A Matter of Course: Emerging Media

By Michele Wojciechowski, \'90  |  All images by Malia Leary

A Matter of Course offers a snapshot of a current University class.

The Emerging Media course, taught by Sara Magee, Ph.D., assistant professor of communication, examines the social, political, economic, and cultural impact media in its various forms is having on the way we share and receive news and the world today.

What is the focus of the class?

“We examine various aspects of emerging media, from its effects on social, political, and economic issues to its impact on our culture,” Magee says. “The class focuses on how existing and emerging social media is changing or influencing different elements of basic society.”

Does the term “Emerging Media” mean social media?

“It’s social media, it’s new technology, it’s mobile—it’s pretty much anything technology-wise that is changing how we think about the way we do our jobs,” explains Magee.

“It’s heavily social-media based, it includes all communication technology, such as the Internet, mobile technology, and mobile broadband.”

How does this online class work?

“The online class makes it easier for people to complete their work wherever they are. We’re open to everybody interested in understanding this often complicated world of emerging media, but we are really focusing on professionals who want to see how emerging media is affecting and can improve the jobs they’re doing,” Magee says.

“Each module in the class is two to three weeks long. Students are assigned a series of readings followed by related activities and assignments—be they discussion boards or Voice Thread (a program that allows students to interact with other students via voice, video, or text). They can really do the work whenever they want, as long as it’s done by the deadline.”

What are students reading for the class?

“There are five different modules, each based on the title of the class: social, political, economic, cultural, and some of the digital divide. There’s no set book for my class; some classes in the program use books, but I really try to pull from what’s happening now. What are we talking about? What’s going on with media and mobile technology, and how is it affecting politics or the economy? How is it doing in global, national, and local levels? How is social media affecting the way we think about our culture, our society, and our communities?” Magee says.

“For example, students read a story about people in Africa who have Internet capacity and cellphones, but have no clean water. They then discussed how emerging media is good or bad in this situation, and what the impact of it is on that culture.

“The idea is to offer a series of readings, some videos, and some other materials for them to engage with, and then use online discussion boards to participate in thoughtful dialogue about the respective subject.”

How are students using social media?

Magee requires her students to post to the official EmergingMedia360.com blog, and at least once a week they tweet about emerging media or something that interests them.

They also have to follow people who have influence and/or are doing interesting things with social media. Students look at everything from Lady Gaga to Mashable.com.

Magee’s goal is for graduate students to examine what is going on with emerging media in the world around them—and discover ways that will help them better do their current jobs or enhance their careers.

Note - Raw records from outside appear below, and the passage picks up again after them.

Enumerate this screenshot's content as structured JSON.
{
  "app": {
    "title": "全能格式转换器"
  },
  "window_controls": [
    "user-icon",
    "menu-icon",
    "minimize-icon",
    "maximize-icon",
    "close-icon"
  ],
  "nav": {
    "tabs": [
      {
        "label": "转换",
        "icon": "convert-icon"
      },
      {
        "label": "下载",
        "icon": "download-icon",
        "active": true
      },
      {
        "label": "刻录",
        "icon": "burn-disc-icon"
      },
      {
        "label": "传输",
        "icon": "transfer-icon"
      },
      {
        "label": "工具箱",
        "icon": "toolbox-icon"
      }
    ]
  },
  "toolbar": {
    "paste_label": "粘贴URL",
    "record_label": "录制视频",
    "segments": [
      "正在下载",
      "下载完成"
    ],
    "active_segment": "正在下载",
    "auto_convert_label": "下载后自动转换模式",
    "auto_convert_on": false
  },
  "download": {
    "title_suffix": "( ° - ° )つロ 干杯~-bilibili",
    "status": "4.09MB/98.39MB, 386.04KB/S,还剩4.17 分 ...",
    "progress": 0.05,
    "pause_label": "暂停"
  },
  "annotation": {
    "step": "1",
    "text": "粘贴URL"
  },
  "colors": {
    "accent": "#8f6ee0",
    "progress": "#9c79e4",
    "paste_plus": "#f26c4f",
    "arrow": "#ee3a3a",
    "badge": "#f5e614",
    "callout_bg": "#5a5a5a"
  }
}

What will students learn from this class?

“I really hope they’ll get a better understanding of the fact that emerging media is the future,” says Magee.

“I firmly believe that newspapers aren’t going away. They’re going online, changing formats. Television and news are not going away. They just have to become more multimedia-oriented. I would like students to have a sense of what’s out there, how it’s being used, and what its impact is.”

Bookmark and Share

No Comments

RSS feed for comments on this post.

Leave a comment